No surprise there. I think we all knew it wasn't going to end well after Quintana left the mound.
Here's the thing that irritates me most about this rule: It's not necessary. It was put in place only because one guy, Posey, got hurt on a play three years ago. I'm sorry he was injured. He's a good player, and I know his absence ruined the season for the Giants in 2011. But you know what? Those are the breaks. It's sports. Sometimes players get injured. Collisions happen at the other bases, too, not just home plate. It's part of baseball.
There hasn't been a rash of injuries to catchers on home-plate collisons, so this whole thing about needing to protect guys is bunk to me. I understand the need for such a rule at youth and amateur levels. When kids are playing, safety is often the first priority. I get that. However, professionals aren't kids. They are grown men, and they understand there is a risk of injury when they step on the field. They are well compensated for assuming that risk, and they don't need to be protected in this manner.
Major League Baseball is guilty of trying to fix a problem that did not exist with this rule. It is an overreaction to an injury that happened to a star player three years ago. If that same injury had happened to a lower-profile catcher than Posey, would this rule be in place? I don't believe so.
Now, we've got a rule that creates senseless calls like the one that cost the White Sox the game Wednesday. In the big picture, maybe it doesn't matter because the Sox are out of the race. But, say your team is one game out of first place in the division race. Could you stomach losing on a call such as this?
You know, if they really want to protect catchers, there's an easier way to do it. Just say that anyone who runs over a catcher at the plate is automatically out. There. Done. It's black and white. Not everyone would like it, but everyone would get it.
I'd rather they do that than stick with this stupid rule with all these gray areas where we're taking six or seven minutes of review time to determine where a catcher placed his foot when he caught a throw coming to the plate.

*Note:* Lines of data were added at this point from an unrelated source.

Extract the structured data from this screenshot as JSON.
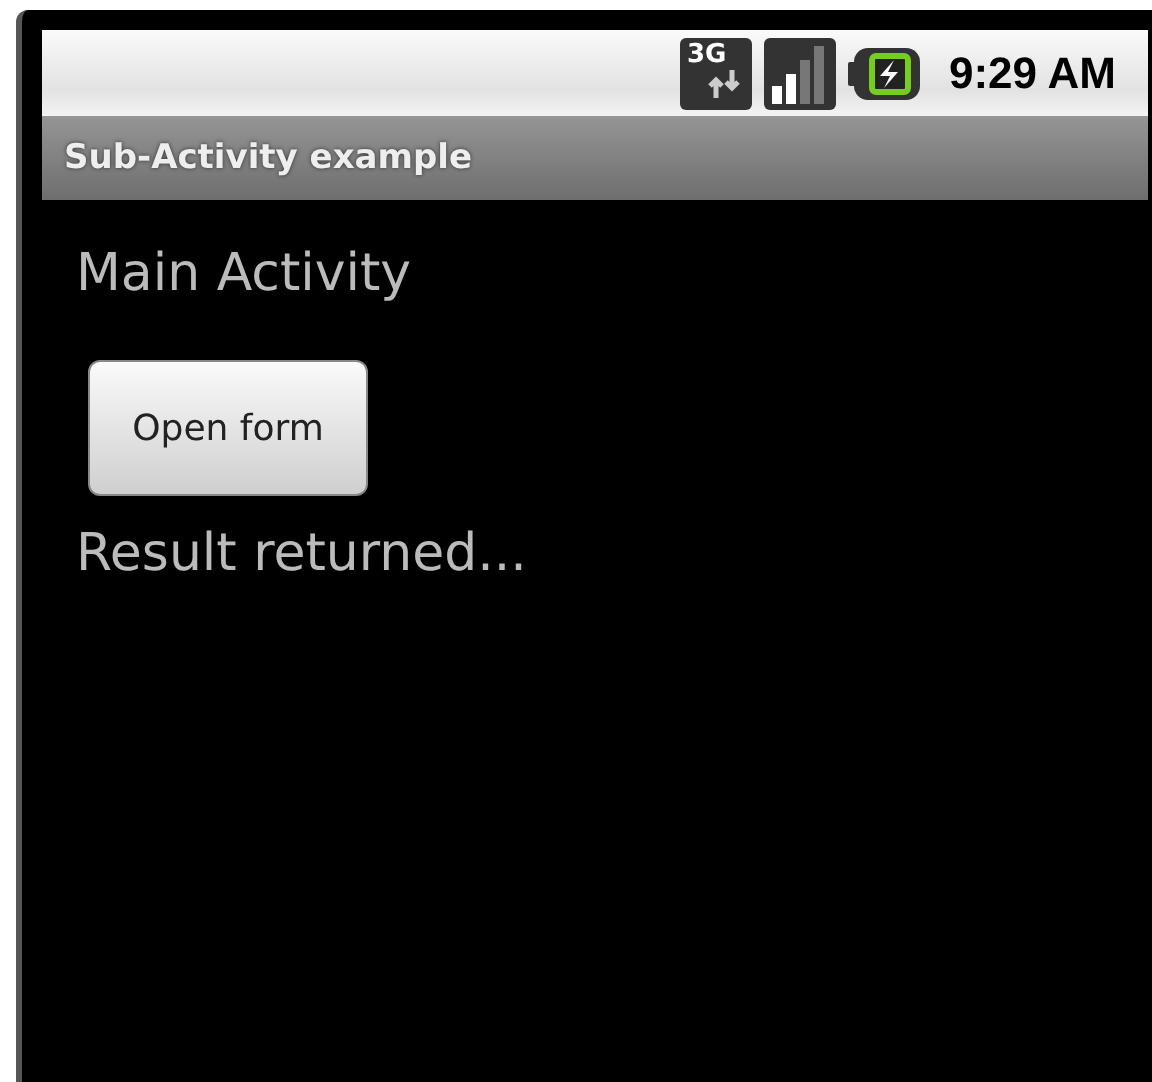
{
  "status_bar": {
    "network_type": "3G",
    "time": "9:29 AM"
  },
  "title_bar": {
    "title": "Sub-Activity example"
  },
  "content": {
    "heading": "Main Activity",
    "button": "Open form",
    "result": "Result returned..."
  }
}
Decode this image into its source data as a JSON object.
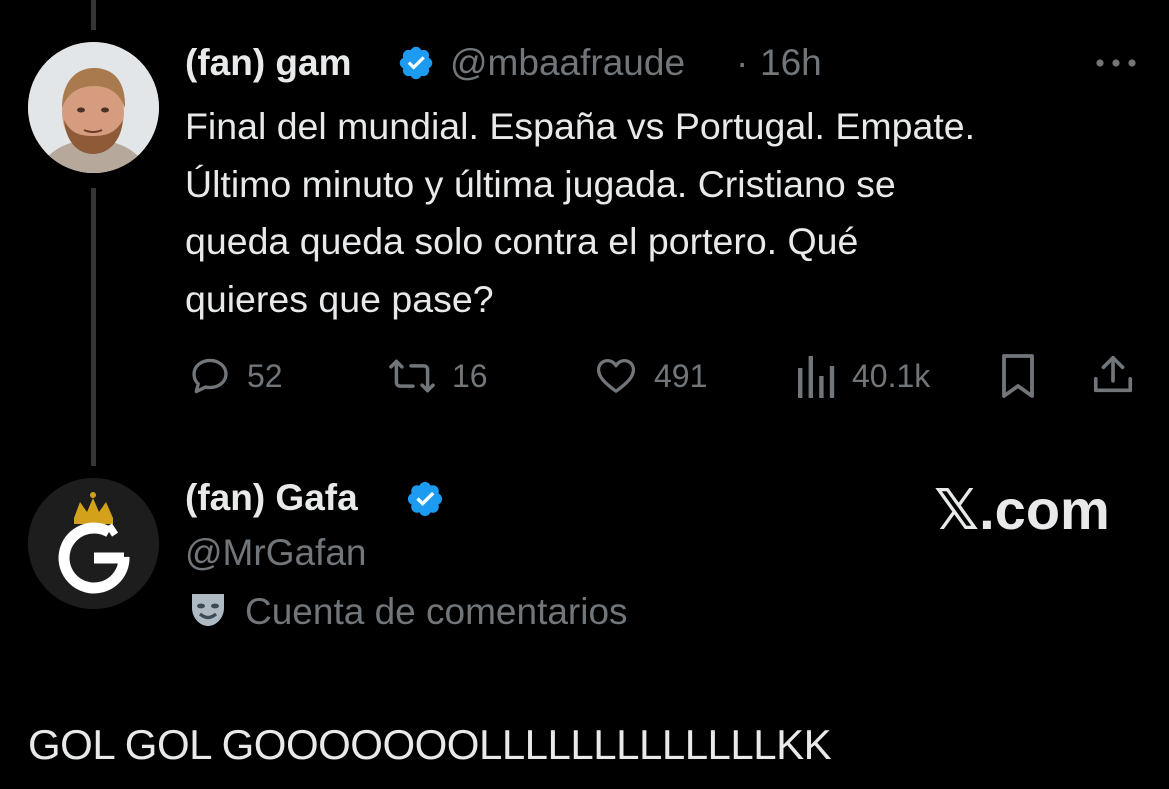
{
  "tweet": {
    "author_name": "(fan) gam",
    "handle": "@mbaafraude",
    "separator": "·",
    "time": "16h",
    "text_lines": [
      "Final del mundial. España vs Portugal. Empate.",
      "Último minuto y última jugada. Cristiano se",
      "queda queda solo contra el portero. Qué",
      "quieres que pase?"
    ],
    "stats": {
      "replies": "52",
      "reposts": "16",
      "likes": "491",
      "views": "40.1k"
    }
  },
  "reply_card": {
    "author_name": "(fan) Gafa",
    "handle": "@MrGafan",
    "account_label": "Cuenta de comentarios",
    "watermark": "𝕏.com"
  },
  "reply_text": "GOL GOL GOOOOOOOLLLLLLLLLLLLLKK",
  "colors": {
    "background": "#000000",
    "text": "#e7e9ea",
    "muted": "#71767b",
    "verified": "#1d9bf0",
    "thread_line": "#333639"
  },
  "icons": {
    "verified": "verified-badge-icon",
    "more": "more-dots-icon",
    "reply": "speech-bubble-icon",
    "repost": "repost-arrows-icon",
    "like": "heart-icon",
    "views": "bar-chart-icon",
    "bookmark": "bookmark-icon",
    "share": "share-icon",
    "label": "theater-mask-icon"
  }
}
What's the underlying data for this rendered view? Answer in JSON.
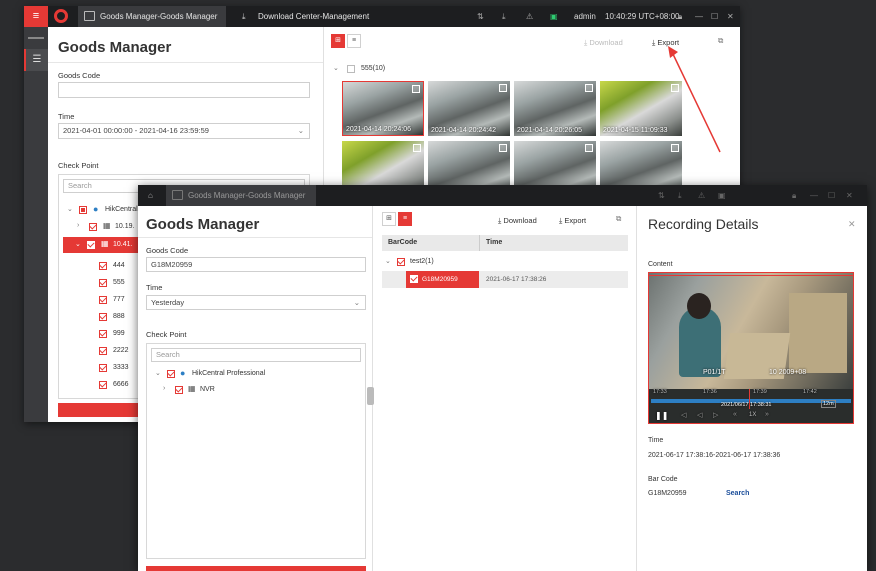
{
  "back_window": {
    "tabs": [
      {
        "label": "Goods Manager-Goods Manager"
      },
      {
        "label": "Download Center-Management"
      }
    ],
    "user": "admin",
    "clock": "10:40:29 UTC+08:00",
    "title": "Goods Manager",
    "goods_code_label": "Goods Code",
    "goods_code_value": "",
    "time_label": "Time",
    "time_value": "2021-04-01 00:00:00 - 2021-04-16 23:59:59",
    "checkpoint_label": "Check Point",
    "search_placeholder": "Search",
    "tree": {
      "root": "HikCentral",
      "node1": "10.19.",
      "node2": "10.41.",
      "leaves": [
        "444",
        "555",
        "777",
        "888",
        "999",
        "2222",
        "3333",
        "6666"
      ]
    },
    "toolbar": {
      "download": "Download",
      "export": "Export"
    },
    "group": "555(10)",
    "thumbs": [
      {
        "stamp": "2021-04-14 20:24:06"
      },
      {
        "stamp": "2021-04-14 20:24:42"
      },
      {
        "stamp": "2021-04-14 20:26:05"
      },
      {
        "stamp": "2021-04-15 11:09:33"
      }
    ]
  },
  "front_window": {
    "tab": "Goods Manager-Goods Manager",
    "title": "Goods Manager",
    "goods_code_label": "Goods Code",
    "goods_code_value": "G18M20959",
    "time_label": "Time",
    "time_value": "Yesterday",
    "checkpoint_label": "Check Point",
    "search_placeholder": "Search",
    "tree": {
      "root": "HikCentral Professional",
      "child": "NVR"
    },
    "toolbar": {
      "download": "Download",
      "export": "Export"
    },
    "columns": {
      "barcode": "BarCode",
      "time": "Time"
    },
    "group": "test2(1)",
    "row": {
      "barcode": "G18M20959",
      "time": "2021-06-17 17:38:26"
    }
  },
  "details": {
    "title": "Recording Details",
    "content_label": "Content",
    "video_overlay_left": "P01/1T",
    "video_overlay_right": "10 2009+08",
    "timeline_stamp": "2021/06/17 17:38:31",
    "timeline_ticks": [
      "17:33",
      "17:36",
      "17:39",
      "17:42"
    ],
    "zoom": "12m",
    "speed": "1X",
    "time_label": "Time",
    "time_value": "2021-06-17 17:38:16-2021-06-17 17:38:36",
    "barcode_label": "Bar Code",
    "barcode_value": "G18M20959",
    "search_link": "Search"
  },
  "colors": {
    "accent": "#e53935",
    "titlebar": "#1d1e20",
    "link": "#1a4d9a"
  }
}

The whole thing is just dumb.
In any other year besides 2014, Blanco would have been called out. And that's the way it should be.